 Back on February 26 Guterres said, “It is absurd that Lebanon has no access to World Bank grants because it is considered a middle-income country."

 On April 9 at IPI (which also had an event scheduled on April 24, on how to select the next Secretary General), Inner City Press asked Amin Awad, Director of the Middle East and North Africa Bureau of the UNHCR, what the agency and rest of the UN have been doing to bring about a change at the World Bank on this.

  Amin Awad replied to Inner City Press that “on the World Bank, I think there is a conviction at the Bank, at the high level, the management” for a “special provision or at least a suspension of the rule” that middle income countries are not eligible. “We are pushing in that direction,” he said, and “there is traction among donors.” He said the realities in Jordan and Lebanon are different now, on income, growth rate, the support they need. “The World Bank is a leading institution and has to be involved with Jordan and Lebanon” and other countries.
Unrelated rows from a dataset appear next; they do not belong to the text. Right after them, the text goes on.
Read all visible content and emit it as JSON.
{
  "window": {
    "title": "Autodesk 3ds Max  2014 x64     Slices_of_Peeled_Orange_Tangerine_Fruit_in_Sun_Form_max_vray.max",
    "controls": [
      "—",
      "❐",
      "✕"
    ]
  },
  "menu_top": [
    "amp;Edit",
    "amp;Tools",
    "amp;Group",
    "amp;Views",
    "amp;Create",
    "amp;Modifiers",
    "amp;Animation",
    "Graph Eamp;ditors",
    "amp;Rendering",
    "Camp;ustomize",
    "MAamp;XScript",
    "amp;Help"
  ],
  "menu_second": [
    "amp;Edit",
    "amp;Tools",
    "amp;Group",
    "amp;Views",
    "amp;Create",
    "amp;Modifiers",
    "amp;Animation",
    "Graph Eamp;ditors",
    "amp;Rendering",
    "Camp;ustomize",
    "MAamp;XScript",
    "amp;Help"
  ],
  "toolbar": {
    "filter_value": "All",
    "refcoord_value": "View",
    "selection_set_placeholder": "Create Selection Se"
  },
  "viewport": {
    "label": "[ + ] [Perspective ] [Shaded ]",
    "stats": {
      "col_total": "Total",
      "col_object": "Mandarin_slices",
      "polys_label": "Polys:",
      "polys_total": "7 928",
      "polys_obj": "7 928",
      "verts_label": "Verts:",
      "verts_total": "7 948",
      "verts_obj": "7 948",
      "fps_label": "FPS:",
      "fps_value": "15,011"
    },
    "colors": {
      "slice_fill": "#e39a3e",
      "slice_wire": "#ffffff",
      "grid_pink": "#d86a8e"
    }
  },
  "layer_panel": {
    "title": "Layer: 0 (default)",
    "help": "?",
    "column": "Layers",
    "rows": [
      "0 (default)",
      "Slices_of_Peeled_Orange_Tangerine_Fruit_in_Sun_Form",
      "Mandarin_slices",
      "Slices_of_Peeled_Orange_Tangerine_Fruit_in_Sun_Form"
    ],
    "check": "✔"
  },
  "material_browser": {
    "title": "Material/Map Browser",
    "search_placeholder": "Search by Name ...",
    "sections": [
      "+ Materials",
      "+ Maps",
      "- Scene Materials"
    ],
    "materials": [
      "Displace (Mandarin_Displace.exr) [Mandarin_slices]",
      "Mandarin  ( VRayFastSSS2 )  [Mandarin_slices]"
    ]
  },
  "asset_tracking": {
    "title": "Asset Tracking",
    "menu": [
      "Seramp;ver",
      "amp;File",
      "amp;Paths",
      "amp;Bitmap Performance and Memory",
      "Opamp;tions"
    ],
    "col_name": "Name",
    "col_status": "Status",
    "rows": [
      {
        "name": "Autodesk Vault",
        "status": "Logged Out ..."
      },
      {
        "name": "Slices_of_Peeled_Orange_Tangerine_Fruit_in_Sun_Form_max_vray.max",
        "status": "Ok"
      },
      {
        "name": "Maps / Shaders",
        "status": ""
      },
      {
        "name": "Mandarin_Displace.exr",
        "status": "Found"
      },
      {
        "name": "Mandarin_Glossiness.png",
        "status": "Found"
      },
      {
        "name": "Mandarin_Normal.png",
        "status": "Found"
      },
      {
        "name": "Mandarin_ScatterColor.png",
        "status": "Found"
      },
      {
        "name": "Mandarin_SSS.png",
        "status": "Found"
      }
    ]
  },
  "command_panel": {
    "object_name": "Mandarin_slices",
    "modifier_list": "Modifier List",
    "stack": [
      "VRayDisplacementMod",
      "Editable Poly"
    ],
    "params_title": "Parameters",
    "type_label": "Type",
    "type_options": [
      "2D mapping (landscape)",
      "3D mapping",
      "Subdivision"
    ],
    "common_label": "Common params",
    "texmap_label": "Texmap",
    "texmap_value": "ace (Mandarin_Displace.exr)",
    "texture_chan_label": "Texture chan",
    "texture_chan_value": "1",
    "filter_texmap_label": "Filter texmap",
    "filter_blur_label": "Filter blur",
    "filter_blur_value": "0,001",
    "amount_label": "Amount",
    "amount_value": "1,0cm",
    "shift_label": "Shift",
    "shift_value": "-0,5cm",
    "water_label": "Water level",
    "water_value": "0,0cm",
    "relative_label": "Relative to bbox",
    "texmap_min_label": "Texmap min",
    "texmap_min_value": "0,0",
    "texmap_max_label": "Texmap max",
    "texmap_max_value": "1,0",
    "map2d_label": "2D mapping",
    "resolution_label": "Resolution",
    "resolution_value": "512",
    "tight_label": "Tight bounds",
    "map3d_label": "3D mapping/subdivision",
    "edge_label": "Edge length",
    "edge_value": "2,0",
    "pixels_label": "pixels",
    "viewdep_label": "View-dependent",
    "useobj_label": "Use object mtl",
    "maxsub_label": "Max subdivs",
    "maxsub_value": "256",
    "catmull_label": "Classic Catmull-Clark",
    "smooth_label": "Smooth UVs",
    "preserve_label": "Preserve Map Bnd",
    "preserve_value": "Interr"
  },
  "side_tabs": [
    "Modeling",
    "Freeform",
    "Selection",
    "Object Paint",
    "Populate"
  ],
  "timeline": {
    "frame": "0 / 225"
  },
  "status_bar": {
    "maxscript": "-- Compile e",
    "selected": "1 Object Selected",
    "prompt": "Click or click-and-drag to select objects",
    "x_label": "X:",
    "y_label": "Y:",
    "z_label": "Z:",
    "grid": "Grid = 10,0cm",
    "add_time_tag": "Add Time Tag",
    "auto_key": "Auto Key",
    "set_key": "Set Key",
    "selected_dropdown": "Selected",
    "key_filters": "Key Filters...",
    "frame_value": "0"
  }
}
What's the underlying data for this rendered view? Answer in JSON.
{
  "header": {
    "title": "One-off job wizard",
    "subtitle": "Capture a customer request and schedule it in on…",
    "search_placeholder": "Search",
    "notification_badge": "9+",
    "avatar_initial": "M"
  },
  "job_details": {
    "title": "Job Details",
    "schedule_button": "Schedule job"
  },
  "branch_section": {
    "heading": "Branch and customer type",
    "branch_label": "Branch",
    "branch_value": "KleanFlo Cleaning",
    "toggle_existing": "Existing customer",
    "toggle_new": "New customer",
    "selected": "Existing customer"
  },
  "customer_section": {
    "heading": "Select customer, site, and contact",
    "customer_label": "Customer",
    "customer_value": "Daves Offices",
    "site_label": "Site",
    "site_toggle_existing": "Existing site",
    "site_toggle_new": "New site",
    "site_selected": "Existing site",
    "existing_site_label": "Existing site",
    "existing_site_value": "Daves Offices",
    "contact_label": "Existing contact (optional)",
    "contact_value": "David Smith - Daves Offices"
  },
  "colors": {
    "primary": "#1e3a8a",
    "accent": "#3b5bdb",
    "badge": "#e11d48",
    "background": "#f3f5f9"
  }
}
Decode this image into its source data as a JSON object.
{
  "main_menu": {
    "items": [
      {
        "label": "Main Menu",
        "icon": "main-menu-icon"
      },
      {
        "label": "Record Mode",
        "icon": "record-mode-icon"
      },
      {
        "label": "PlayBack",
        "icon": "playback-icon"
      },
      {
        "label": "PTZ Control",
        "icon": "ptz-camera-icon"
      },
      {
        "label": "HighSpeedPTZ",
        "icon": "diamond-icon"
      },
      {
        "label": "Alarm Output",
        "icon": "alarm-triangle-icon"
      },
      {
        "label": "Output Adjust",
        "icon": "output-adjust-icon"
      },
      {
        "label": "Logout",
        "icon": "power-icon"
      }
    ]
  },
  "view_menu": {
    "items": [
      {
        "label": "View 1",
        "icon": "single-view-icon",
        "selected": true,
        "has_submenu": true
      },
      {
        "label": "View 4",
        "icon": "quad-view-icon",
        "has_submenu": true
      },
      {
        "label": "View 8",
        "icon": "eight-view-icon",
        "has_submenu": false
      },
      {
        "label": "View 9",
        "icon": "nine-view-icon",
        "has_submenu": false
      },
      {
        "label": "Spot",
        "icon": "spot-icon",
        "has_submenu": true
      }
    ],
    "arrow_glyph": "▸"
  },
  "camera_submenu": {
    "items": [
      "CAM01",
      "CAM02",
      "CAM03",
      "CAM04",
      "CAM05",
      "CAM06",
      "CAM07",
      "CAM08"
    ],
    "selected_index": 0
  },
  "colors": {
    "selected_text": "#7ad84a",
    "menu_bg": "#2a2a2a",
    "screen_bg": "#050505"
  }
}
  But will they? We'll stay on this. Watch this site.

   Back on February 26 Inner City Press, when Guterres came to the Security Council stakeout after the meeting, asked him about this addition, and if he -- and UN Deputy Emergency Relief Coordinator Kyung-wha Kang beside him -- would be pushing for a change at the World Bank, which is official a part of the UN “family.”

  Guterres replied that development assistance should taken into account this new world, where Lebanon and Jordan but also Chad, Niger and Cameroon with respect to Nigeria, and Ethiopia and Kenya with respect to Somalia, are the “first line of defense for global collective security.” Video here.

Share |

* * *

These reports are usually also available through Google News and on Lexis-Nexis.

Click here for Sept 26, 2011 New Yorker on Inner City Press at UN

Click for re Libya, Sri Lanka, UN Corruption

Feedback: Editorial [at]

UN Office: S-303, UN, NY 10017 USA

Reporter's mobile (and weekends): 718-716-3540

  Search  Search WWW (censored?)

Other, earlier Inner City Press are listed here, and some are available in the ProQuest service, and now on Lexis-Nexis.

            Copyright 2006-2015 Inner City Press, Inc. To request reprint or other permission, e-contact Editorial [at]